dered, and made more public. The turn the poet gives it is very happy; but the foundation is from a
ler, to point out the respective writers, we have affixed the name of Steele (the ostensible author) to those papers re. specting the writers of which there remains any doubt. -Internal evidence, and inquiry, have, however, enabled us to ascertain the names in many instances. See the preface to the fourth volume, and N° 271,
real accident which happened among my acquaintance. A young gentleman of a great estate fell desperately in love with a great beauty of very high quality, but as ill-natured as long flattery and an habitual self-will could make her. However, my young spark ventures upon her, like a man of quality, without being acquainted with her, or having ever saluted her, until it was a crinie to kiss any woman else. Beauty is a thing which palls with possession, and the charms of thís lady soon wanted the support of good-humour and complacency of manners. Upon this, my spark flies to the bottle for relief from satiety. She disdains him for being tired with that for which all men envied him; and he never came home, but it was_Was there no sot that would stay longer? Would any man living but you? Did I leave all the world for this usage:' to which he-'Madam, split me, you are very impertinent! In a word, this match was wedlock in its most terrible appearances. She,' at last weary of railing to no purpose, applies to a good uncle, who gives her a bottle he pretended he had bought of Mr. Partridge the conjurer. "This,' said he, • I gave ten guineas for. The virtue of the enchanted liquor (said he that sold it) is such, that if the woman you marry proves a scold, (which, it seems, my dear niece, is your misfortune, as it was your good mother's before you) let her hold three spoonfuls in her mouth for a full half hour after you come home-” But I find I am not in humour for tell'ing a tale; and nothing in nature is so ungraceful as story-telling against the grain; therefore take it as the author' has given it you.
1 Mr. William Harrison.

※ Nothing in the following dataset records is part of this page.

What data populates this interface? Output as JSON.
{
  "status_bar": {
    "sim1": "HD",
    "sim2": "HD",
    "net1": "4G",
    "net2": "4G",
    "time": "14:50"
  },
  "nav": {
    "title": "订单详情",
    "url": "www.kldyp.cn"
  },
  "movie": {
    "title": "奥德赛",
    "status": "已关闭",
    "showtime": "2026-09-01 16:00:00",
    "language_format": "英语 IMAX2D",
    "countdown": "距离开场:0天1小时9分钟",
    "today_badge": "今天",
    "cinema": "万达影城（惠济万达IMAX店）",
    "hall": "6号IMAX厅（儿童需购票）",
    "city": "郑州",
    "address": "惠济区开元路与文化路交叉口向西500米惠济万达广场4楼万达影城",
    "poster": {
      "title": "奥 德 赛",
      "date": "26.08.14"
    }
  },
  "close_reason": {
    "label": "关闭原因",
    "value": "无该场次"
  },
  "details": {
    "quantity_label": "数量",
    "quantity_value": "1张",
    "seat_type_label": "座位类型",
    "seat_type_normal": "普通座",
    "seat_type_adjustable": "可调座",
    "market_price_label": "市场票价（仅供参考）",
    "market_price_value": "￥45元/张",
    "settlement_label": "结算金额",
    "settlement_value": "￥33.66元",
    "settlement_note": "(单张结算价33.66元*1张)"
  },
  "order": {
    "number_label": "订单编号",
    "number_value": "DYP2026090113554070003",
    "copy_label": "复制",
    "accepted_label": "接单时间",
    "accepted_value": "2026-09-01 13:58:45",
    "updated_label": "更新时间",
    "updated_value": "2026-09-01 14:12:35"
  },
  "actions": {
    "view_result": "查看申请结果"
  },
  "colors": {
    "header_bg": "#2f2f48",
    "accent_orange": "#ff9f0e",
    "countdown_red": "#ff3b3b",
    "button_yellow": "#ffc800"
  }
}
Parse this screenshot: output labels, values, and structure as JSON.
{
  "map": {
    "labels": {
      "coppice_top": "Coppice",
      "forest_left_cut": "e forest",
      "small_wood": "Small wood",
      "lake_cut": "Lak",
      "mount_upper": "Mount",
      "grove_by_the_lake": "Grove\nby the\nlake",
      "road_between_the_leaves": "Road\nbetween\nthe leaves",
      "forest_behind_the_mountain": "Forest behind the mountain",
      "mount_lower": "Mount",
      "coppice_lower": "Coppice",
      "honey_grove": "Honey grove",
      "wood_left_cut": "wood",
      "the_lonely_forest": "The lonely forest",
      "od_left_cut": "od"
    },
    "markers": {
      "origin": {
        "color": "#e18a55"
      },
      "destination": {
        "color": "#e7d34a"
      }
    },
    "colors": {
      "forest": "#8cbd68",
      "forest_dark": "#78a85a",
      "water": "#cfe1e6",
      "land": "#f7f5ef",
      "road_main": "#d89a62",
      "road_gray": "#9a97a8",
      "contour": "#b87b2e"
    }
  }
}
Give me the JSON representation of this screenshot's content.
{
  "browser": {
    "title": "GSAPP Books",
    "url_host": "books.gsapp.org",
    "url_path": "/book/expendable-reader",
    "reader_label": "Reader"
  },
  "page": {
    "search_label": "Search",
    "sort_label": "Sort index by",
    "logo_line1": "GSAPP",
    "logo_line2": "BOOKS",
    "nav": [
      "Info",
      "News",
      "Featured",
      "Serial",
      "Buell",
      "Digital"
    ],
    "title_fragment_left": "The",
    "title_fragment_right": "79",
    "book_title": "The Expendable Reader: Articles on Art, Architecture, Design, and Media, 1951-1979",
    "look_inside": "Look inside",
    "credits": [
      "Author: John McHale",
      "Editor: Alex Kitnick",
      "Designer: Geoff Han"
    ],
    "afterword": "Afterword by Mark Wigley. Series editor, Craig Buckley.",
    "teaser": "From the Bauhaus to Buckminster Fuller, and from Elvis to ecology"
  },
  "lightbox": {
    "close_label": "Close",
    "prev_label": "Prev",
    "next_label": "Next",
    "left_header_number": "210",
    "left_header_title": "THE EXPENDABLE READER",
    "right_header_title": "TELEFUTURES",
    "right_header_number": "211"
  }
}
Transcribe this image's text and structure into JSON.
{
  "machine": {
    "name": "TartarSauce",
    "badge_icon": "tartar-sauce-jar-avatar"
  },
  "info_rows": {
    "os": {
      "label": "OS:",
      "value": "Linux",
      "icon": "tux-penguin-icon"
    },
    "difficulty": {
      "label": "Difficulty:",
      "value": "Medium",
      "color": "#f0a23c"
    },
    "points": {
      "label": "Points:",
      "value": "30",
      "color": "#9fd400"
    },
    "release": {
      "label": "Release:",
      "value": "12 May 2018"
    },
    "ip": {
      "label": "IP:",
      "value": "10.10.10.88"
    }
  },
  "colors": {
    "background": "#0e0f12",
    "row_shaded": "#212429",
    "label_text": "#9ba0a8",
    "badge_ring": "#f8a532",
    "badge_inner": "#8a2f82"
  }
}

See Nichols's Select Collection of Poems, 1781, vol. vii,
THE MEDICINE. A TALE—-FOR THE LADIES.
Sir John was smitten, and confess'd his flame,
Though he and all the world allow'd her wit,
Oft as the watchful bell-man march'd his round,
My lady with her tongue was still prepard,
"Hey! hoop! d'ye hear, my damn'd obstrep'rous spouse, What, can't you find one bed about the house?
Will that perpetual clack lie never still?
Long this uncomfortable life they led,
A wondrous spring within my garden flows,
A water-bottle's brought for her relief;
The bonny knight reels home exceeding clear,
Then clasping her about— Why, let me die !
Nay, kiss me, Molly,-for I'm much inclin'd :'
For many days these fond endearments past,
• Why, niece,' says he,' I pry'thee apprehend,
St. James's Coffee-house, April 13. LETTERS from Venice say, the disappointment of their expectation to see his Danish majesty has very much disquieted the court of Rome. Our last advices from Germany inform us, that the minister of Hanover has urged the council at Ratisbonne to exert themselves in behalf of the common cause, and taken the liberty to say, that the dignity, the virtue, the prudence of his electoral highness, his master, were called to the head of their affairs in vain, if they thought fit to leave him naked of the proper means to make those excellencies useful for the honour and safety of the empire. They write from Berlin of the thirteenth, 0. S. that the true design of general